══ Data records ══

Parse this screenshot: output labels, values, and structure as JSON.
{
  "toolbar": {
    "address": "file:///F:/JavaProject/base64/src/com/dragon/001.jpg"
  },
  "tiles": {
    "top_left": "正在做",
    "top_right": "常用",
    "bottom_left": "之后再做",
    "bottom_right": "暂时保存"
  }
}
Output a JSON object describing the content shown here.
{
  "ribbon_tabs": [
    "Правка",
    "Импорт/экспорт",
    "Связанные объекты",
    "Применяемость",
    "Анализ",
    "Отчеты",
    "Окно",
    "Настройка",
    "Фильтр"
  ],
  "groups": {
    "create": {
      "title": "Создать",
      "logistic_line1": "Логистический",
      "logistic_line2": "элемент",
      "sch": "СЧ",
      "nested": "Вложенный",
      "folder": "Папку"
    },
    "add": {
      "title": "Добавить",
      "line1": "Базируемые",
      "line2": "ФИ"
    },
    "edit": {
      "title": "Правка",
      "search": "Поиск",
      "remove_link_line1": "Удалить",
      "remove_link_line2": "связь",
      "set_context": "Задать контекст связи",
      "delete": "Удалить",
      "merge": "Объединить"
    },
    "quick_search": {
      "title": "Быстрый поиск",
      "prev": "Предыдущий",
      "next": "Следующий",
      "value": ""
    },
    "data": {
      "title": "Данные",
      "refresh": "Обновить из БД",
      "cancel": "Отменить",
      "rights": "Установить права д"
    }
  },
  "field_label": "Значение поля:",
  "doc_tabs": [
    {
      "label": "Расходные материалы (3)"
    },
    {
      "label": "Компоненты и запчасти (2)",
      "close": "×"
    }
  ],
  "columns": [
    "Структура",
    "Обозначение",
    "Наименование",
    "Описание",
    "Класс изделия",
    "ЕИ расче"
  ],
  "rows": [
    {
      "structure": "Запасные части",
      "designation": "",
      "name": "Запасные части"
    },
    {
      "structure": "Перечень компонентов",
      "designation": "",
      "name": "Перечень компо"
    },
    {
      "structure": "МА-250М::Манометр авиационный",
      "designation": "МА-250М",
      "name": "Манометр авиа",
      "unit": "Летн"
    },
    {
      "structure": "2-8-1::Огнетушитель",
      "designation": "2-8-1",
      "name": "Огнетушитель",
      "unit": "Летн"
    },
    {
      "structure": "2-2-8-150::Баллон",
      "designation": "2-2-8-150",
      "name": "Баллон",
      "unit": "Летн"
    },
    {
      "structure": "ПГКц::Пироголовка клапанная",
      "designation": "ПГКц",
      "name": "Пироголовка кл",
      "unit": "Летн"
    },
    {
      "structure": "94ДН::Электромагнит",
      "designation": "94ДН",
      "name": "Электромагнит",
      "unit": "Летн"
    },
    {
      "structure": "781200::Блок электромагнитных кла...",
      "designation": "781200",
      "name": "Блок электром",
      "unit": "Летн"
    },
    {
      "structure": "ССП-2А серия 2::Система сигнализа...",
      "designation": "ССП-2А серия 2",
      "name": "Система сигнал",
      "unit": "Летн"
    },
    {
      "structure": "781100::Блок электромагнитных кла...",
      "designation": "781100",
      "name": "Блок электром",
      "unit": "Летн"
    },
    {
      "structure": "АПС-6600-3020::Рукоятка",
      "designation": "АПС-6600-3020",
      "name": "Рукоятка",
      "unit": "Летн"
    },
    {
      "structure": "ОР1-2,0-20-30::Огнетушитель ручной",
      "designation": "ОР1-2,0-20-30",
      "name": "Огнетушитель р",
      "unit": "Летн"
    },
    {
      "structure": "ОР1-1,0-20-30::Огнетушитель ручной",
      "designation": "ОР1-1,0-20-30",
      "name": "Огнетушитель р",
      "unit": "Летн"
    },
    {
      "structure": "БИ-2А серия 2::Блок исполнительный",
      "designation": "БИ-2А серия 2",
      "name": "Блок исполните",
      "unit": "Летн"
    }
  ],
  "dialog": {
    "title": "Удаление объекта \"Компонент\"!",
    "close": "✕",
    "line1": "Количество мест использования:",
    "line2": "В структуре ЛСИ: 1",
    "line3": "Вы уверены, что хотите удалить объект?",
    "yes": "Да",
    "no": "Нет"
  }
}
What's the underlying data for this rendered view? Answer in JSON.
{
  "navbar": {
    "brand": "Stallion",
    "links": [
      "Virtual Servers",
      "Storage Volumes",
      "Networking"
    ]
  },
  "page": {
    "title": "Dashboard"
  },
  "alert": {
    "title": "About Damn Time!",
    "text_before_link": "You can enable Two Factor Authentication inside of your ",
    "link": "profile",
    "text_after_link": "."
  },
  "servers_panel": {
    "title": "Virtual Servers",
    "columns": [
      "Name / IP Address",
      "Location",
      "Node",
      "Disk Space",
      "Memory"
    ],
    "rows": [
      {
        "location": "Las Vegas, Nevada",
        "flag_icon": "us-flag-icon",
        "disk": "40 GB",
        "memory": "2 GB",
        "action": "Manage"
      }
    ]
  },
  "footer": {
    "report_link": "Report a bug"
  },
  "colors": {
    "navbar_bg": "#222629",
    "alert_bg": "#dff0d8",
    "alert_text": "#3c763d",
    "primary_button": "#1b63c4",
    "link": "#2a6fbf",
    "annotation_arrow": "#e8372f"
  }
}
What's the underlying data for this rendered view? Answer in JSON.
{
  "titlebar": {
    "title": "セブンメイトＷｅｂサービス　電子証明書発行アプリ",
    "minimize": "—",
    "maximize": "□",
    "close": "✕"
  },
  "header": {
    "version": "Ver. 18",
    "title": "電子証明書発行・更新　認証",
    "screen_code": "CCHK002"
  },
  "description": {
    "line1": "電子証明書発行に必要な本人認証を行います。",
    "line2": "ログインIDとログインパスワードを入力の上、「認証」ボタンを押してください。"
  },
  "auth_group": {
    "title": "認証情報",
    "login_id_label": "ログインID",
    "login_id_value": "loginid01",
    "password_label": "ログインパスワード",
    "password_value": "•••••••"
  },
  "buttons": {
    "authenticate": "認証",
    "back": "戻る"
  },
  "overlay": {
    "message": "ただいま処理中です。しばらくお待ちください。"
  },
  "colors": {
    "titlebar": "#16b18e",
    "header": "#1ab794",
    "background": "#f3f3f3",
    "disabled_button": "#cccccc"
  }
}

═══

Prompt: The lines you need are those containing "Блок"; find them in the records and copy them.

Answer to this problem:
      "structure": "781200::Блок электромагнитных кла...",
      "name": "Блок электром",
      "structure": "781100::Блок электромагнитных кла...",
      "name": "Блок электром",
      "structure": "БИ-2А серия 2::Блок исполнительный",
      "name": "Блок исполните",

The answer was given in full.